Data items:
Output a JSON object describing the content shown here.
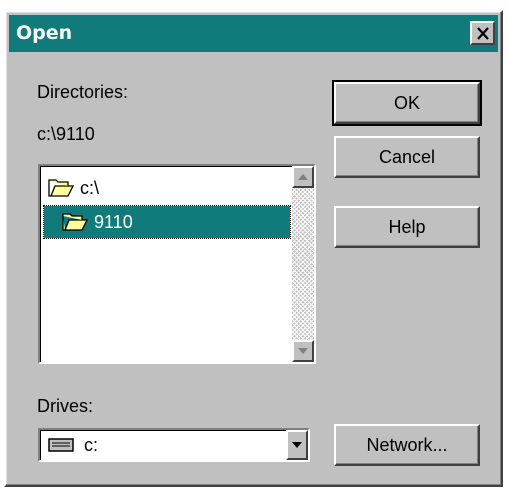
{
  "window": {
    "title": "Open"
  },
  "directories": {
    "label": "Directories:",
    "current_path": "c:\\9110",
    "items": [
      {
        "label": "c:\\",
        "icon": "open-folder-icon"
      },
      {
        "label": "9110",
        "icon": "open-folder-icon",
        "selected": true
      }
    ]
  },
  "drives": {
    "label": "Drives:",
    "selected": "c:",
    "icon": "hard-drive-icon"
  },
  "buttons": {
    "ok": "OK",
    "cancel": "Cancel",
    "help": "Help",
    "network": "Network..."
  },
  "colors": {
    "titlebar": "#117a7a",
    "selection": "#117a7a",
    "face": "#c0c0c0"
  }
}
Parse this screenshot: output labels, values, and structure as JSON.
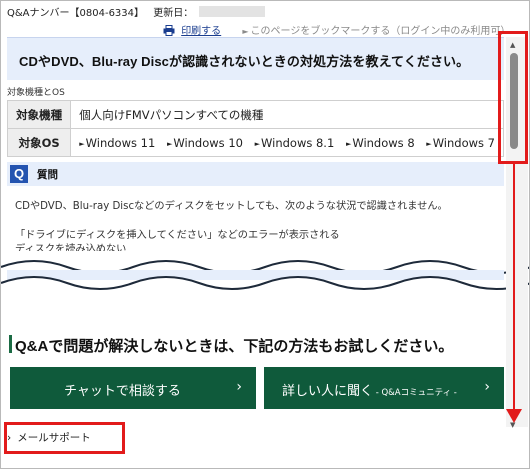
{
  "header": {
    "qa_number": "Q&Aナンバー【0804-6334】",
    "updated_label": "更新日："
  },
  "toolbar": {
    "print_label": "印刷する",
    "bookmark_label": "このページをブックマークする（ログイン中のみ利用可）"
  },
  "title": "CDやDVD、Blu-ray Discが認識されないときの対処方法を教えてください。",
  "section_tag": "対象機種とOS",
  "spec_table": {
    "rows": [
      {
        "label": "対象機種",
        "value": "個人向けFMVパソコンすべての機種"
      },
      {
        "label": "対象OS"
      }
    ],
    "os_list": [
      "Windows 11",
      "Windows 10",
      "Windows 8.1",
      "Windows 8",
      "Windows 7"
    ]
  },
  "question": {
    "icon_letter": "Q",
    "label": "質問",
    "line1": "CDやDVD、Blu-ray Discなどのディスクをセットしても、次のような状況で認識されません。",
    "line2": "「ドライブにディスクを挿入してください」などのエラーが表示される",
    "line3": "ディスクを読み込めない"
  },
  "cta": {
    "heading": "Q&Aで問題が解決しないときは、下記の方法もお試しください。",
    "chat_button": "チャットで相談する",
    "ask_button": "詳しい人に聞く",
    "ask_sub": " - Q&Aコミュニティ - ",
    "chevron": "›",
    "mail_label": "メールサポート"
  },
  "colors": {
    "accent_blue": "#2454b0",
    "button_green": "#0f5a3b",
    "annotation_red": "#e21b1b",
    "title_bg": "#e6eefb"
  }
}
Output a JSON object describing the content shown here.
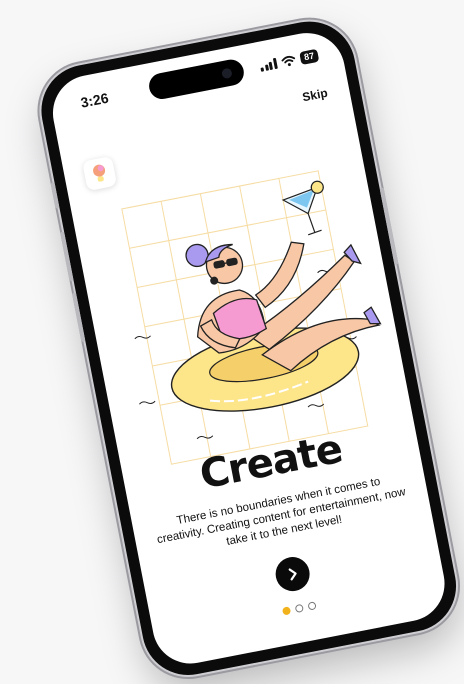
{
  "status_bar": {
    "time": "3:26",
    "battery": "87"
  },
  "header": {
    "skip_label": "Skip"
  },
  "onboarding": {
    "title": "Create",
    "description": "There is no boundaries when it comes to creativity. Creating content for entertainment, now take it to the next level!",
    "current_page": 1,
    "total_pages": 3
  },
  "icons": {
    "app": "app-logo-icon",
    "next": "chevron-right-icon",
    "signal": "signal-icon",
    "wifi": "wifi-icon",
    "battery": "battery-icon"
  },
  "colors": {
    "accent_yellow": "#f2b21c",
    "float_ring": "#fde58a",
    "swimsuit_pink": "#f59bd1",
    "hair_purple": "#a99af0",
    "button_black": "#0a0a0a"
  }
}
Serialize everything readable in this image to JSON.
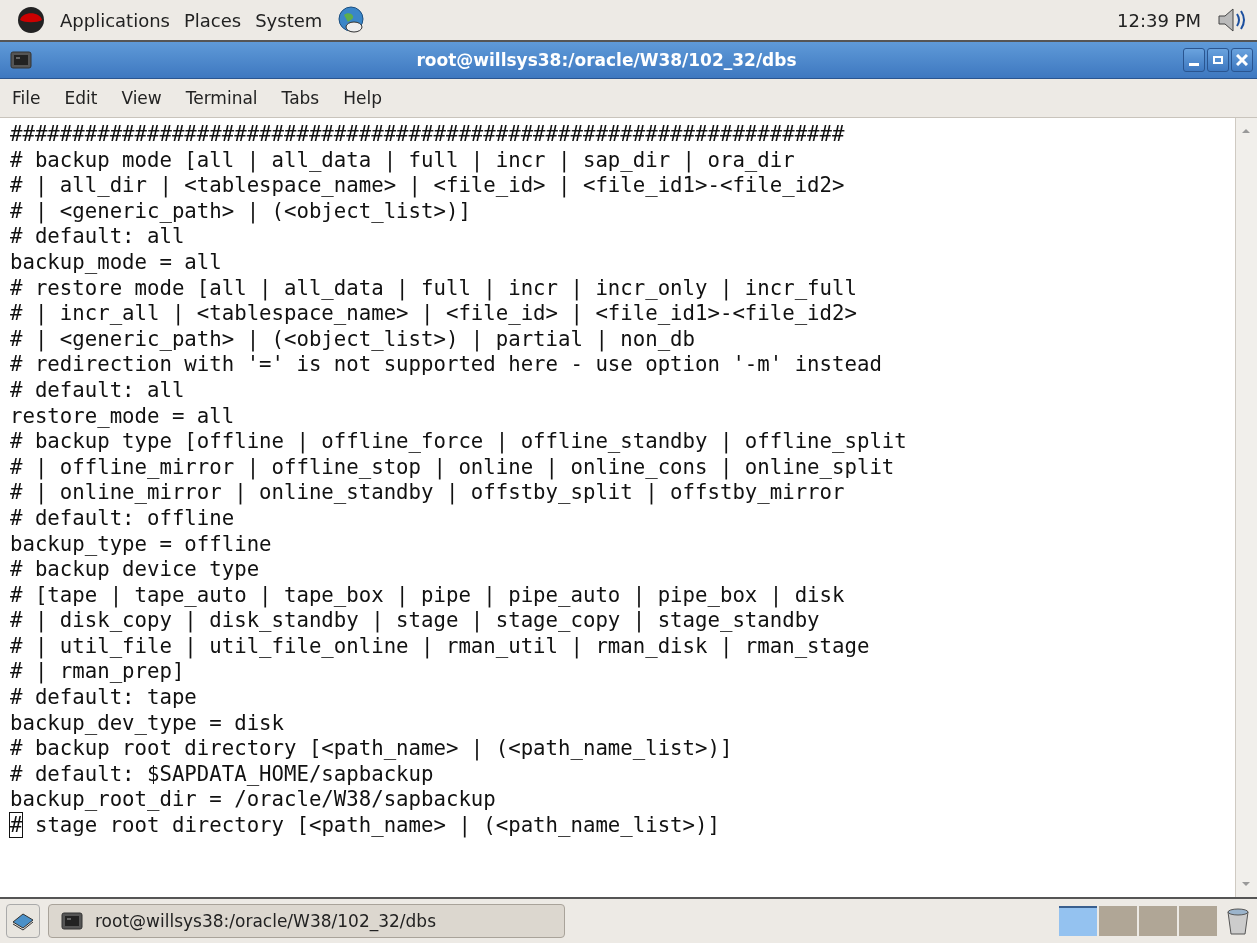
{
  "top_panel": {
    "menus": [
      "Applications",
      "Places",
      "System"
    ],
    "clock": "12:39 PM"
  },
  "window": {
    "title": "root@willsys38:/oracle/W38/102_32/dbs"
  },
  "menu_bar": [
    "File",
    "Edit",
    "View",
    "Terminal",
    "Tabs",
    "Help"
  ],
  "terminal": {
    "lines": [
      {
        "text": "###################################################################",
        "cursor": false
      },
      {
        "text": "# backup mode [all | all_data | full | incr | sap_dir | ora_dir",
        "cursor": false
      },
      {
        "text": "# | all_dir | <tablespace_name> | <file_id> | <file_id1>-<file_id2>",
        "cursor": false
      },
      {
        "text": "# | <generic_path> | (<object_list>)]",
        "cursor": false
      },
      {
        "text": "# default: all",
        "cursor": false
      },
      {
        "text": "backup_mode = all",
        "cursor": false
      },
      {
        "text": "# restore mode [all | all_data | full | incr | incr_only | incr_full",
        "cursor": false
      },
      {
        "text": "# | incr_all | <tablespace_name> | <file_id> | <file_id1>-<file_id2>",
        "cursor": false
      },
      {
        "text": "# | <generic_path> | (<object_list>) | partial | non_db",
        "cursor": false
      },
      {
        "text": "# redirection with '=' is not supported here - use option '-m' instead",
        "cursor": false
      },
      {
        "text": "# default: all",
        "cursor": false
      },
      {
        "text": "restore_mode = all",
        "cursor": false
      },
      {
        "text": "# backup type [offline | offline_force | offline_standby | offline_split",
        "cursor": false
      },
      {
        "text": "# | offline_mirror | offline_stop | online | online_cons | online_split",
        "cursor": false
      },
      {
        "text": "# | online_mirror | online_standby | offstby_split | offstby_mirror",
        "cursor": false
      },
      {
        "text": "# default: offline",
        "cursor": false
      },
      {
        "text": "backup_type = offline",
        "cursor": false
      },
      {
        "text": "# backup device type",
        "cursor": false
      },
      {
        "text": "# [tape | tape_auto | tape_box | pipe | pipe_auto | pipe_box | disk",
        "cursor": false
      },
      {
        "text": "# | disk_copy | disk_standby | stage | stage_copy | stage_standby",
        "cursor": false
      },
      {
        "text": "# | util_file | util_file_online | rman_util | rman_disk | rman_stage",
        "cursor": false
      },
      {
        "text": "# | rman_prep]",
        "cursor": false
      },
      {
        "text": "# default: tape",
        "cursor": false
      },
      {
        "text": "backup_dev_type = disk",
        "cursor": false
      },
      {
        "text": "# backup root directory [<path_name> | (<path_name_list>)]",
        "cursor": false
      },
      {
        "text": "# default: $SAPDATA_HOME/sapbackup",
        "cursor": false
      },
      {
        "text": "backup_root_dir = /oracle/W38/sapbackup",
        "cursor": false
      },
      {
        "text": "# stage root directory [<path_name> | (<path_name_list>)]",
        "cursor": true
      }
    ]
  },
  "taskbar": {
    "task": "root@willsys38:/oracle/W38/102_32/dbs",
    "workspaces": [
      {
        "selected": true
      },
      {
        "selected": false
      },
      {
        "selected": false
      },
      {
        "selected": false
      }
    ]
  }
}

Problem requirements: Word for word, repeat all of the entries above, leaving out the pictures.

Answer to this task:
Output a JSON object describing the content shown here.
{
  "window": {
    "title": "Open"
  },
  "directories": {
    "label": "Directories:",
    "current_path": "c:\\9110",
    "items": [
      {
        "label": "c:\\",
        "icon": "open-folder-icon"
      },
      {
        "label": "9110",
        "icon": "open-folder-icon",
        "selected": true
      }
    ]
  },
  "drives": {
    "label": "Drives:",
    "selected": "c:",
    "icon": "hard-drive-icon"
  },
  "buttons": {
    "ok": "OK",
    "cancel": "Cancel",
    "help": "Help",
    "network": "Network..."
  },
  "colors": {
    "titlebar": "#117a7a",
    "selection": "#117a7a",
    "face": "#c0c0c0"
  }
}
Parse this screenshot: output labels, values, and structure as JSON.
{
  "header": {
    "qa_number": "Q&Aナンバー【0804-6334】",
    "updated_label": "更新日："
  },
  "toolbar": {
    "print_label": "印刷する",
    "bookmark_label": "このページをブックマークする（ログイン中のみ利用可）"
  },
  "title": "CDやDVD、Blu-ray Discが認識されないときの対処方法を教えてください。",
  "section_tag": "対象機種とOS",
  "spec_table": {
    "rows": [
      {
        "label": "対象機種",
        "value": "個人向けFMVパソコンすべての機種"
      },
      {
        "label": "対象OS"
      }
    ],
    "os_list": [
      "Windows 11",
      "Windows 10",
      "Windows 8.1",
      "Windows 8",
      "Windows 7"
    ]
  },
  "question": {
    "icon_letter": "Q",
    "label": "質問",
    "line1": "CDやDVD、Blu-ray Discなどのディスクをセットしても、次のような状況で認識されません。",
    "line2": "「ドライブにディスクを挿入してください」などのエラーが表示される",
    "line3": "ディスクを読み込めない"
  },
  "cta": {
    "heading": "Q&Aで問題が解決しないときは、下記の方法もお試しください。",
    "chat_button": "チャットで相談する",
    "ask_button": "詳しい人に聞く",
    "ask_sub": " - Q&Aコミュニティ - ",
    "chevron": "›",
    "mail_label": "メールサポート"
  },
  "colors": {
    "accent_blue": "#2454b0",
    "button_green": "#0f5a3b",
    "annotation_red": "#e21b1b",
    "title_bg": "#e6eefb"
  }
}
Output a JSON object describing the content shown here.
{
  "status_bar": {
    "time": "3:26",
    "battery": "87"
  },
  "header": {
    "skip_label": "Skip"
  },
  "onboarding": {
    "title": "Create",
    "description": "There is no boundaries when it comes to creativity. Creating content for entertainment, now take it to the next level!",
    "current_page": 1,
    "total_pages": 3
  },
  "icons": {
    "app": "app-logo-icon",
    "next": "chevron-right-icon",
    "signal": "signal-icon",
    "wifi": "wifi-icon",
    "battery": "battery-icon"
  },
  "colors": {
    "accent_yellow": "#f2b21c",
    "float_ring": "#fde58a",
    "swimsuit_pink": "#f59bd1",
    "hair_purple": "#a99af0",
    "button_black": "#0a0a0a"
  }
}
Serialize everything readable in this image to JSON.
{
  "top_panel": {
    "menus": [
      "Applications",
      "Places",
      "System"
    ],
    "clock": "12:39 PM"
  },
  "window": {
    "title": "root@willsys38:/oracle/W38/102_32/dbs"
  },
  "menu_bar": [
    "File",
    "Edit",
    "View",
    "Terminal",
    "Tabs",
    "Help"
  ],
  "terminal": {
    "lines": [
      {
        "text": "###################################################################",
        "cursor": false
      },
      {
        "text": "# backup mode [all | all_data | full | incr | sap_dir | ora_dir",
        "cursor": false
      },
      {
        "text": "# | all_dir | <tablespace_name> | <file_id> | <file_id1>-<file_id2>",
        "cursor": false
      },
      {
        "text": "# | <generic_path> | (<object_list>)]",
        "cursor": false
      },
      {
        "text": "# default: all",
        "cursor": false
      },
      {
        "text": "backup_mode = all",
        "cursor": false
      },
      {
        "text": "# restore mode [all | all_data | full | incr | incr_only | incr_full",
        "cursor": false
      },
      {
        "text": "# | incr_all | <tablespace_name> | <file_id> | <file_id1>-<file_id2>",
        "cursor": false
      },
      {
        "text": "# | <generic_path> | (<object_list>) | partial | non_db",
        "cursor": false
      },
      {
        "text": "# redirection with '=' is not supported here - use option '-m' instead",
        "cursor": false
      },
      {
        "text": "# default: all",
        "cursor": false
      },
      {
        "text": "restore_mode = all",
        "cursor": false
      },
      {
        "text": "# backup type [offline | offline_force | offline_standby | offline_split",
        "cursor": false
      },
      {
        "text": "# | offline_mirror | offline_stop | online | online_cons | online_split",
        "cursor": false
      },
      {
        "text": "# | online_mirror | online_standby | offstby_split | offstby_mirror",
        "cursor": false
      },
      {
        "text": "# default: offline",
        "cursor": false
      },
      {
        "text": "backup_type = offline",
        "cursor": false
      },
      {
        "text": "# backup device type",
        "cursor": false
      },
      {
        "text": "# [tape | tape_auto | tape_box | pipe | pipe_auto | pipe_box | disk",
        "cursor": false
      },
      {
        "text": "# | disk_copy | disk_standby | stage | stage_copy | stage_standby",
        "cursor": false
      },
      {
        "text": "# | util_file | util_file_online | rman_util | rman_disk | rman_stage",
        "cursor": false
      },
      {
        "text": "# | rman_prep]",
        "cursor": false
      },
      {
        "text": "# default: tape",
        "cursor": false
      },
      {
        "text": "backup_dev_type = disk",
        "cursor": false
      },
      {
        "text": "# backup root directory [<path_name> | (<path_name_list>)]",
        "cursor": false
      },
      {
        "text": "# default: $SAPDATA_HOME/sapbackup",
        "cursor": false
      },
      {
        "text": "backup_root_dir = /oracle/W38/sapbackup",
        "cursor": false
      },
      {
        "text": "# stage root directory [<path_name> | (<path_name_list>)]",
        "cursor": true
      }
    ]
  },
  "taskbar": {
    "task": "root@willsys38:/oracle/W38/102_32/dbs",
    "workspaces": [
      {
        "selected": true
      },
      {
        "selected": false
      },
      {
        "selected": false
      },
      {
        "selected": false
      }
    ]
  }
}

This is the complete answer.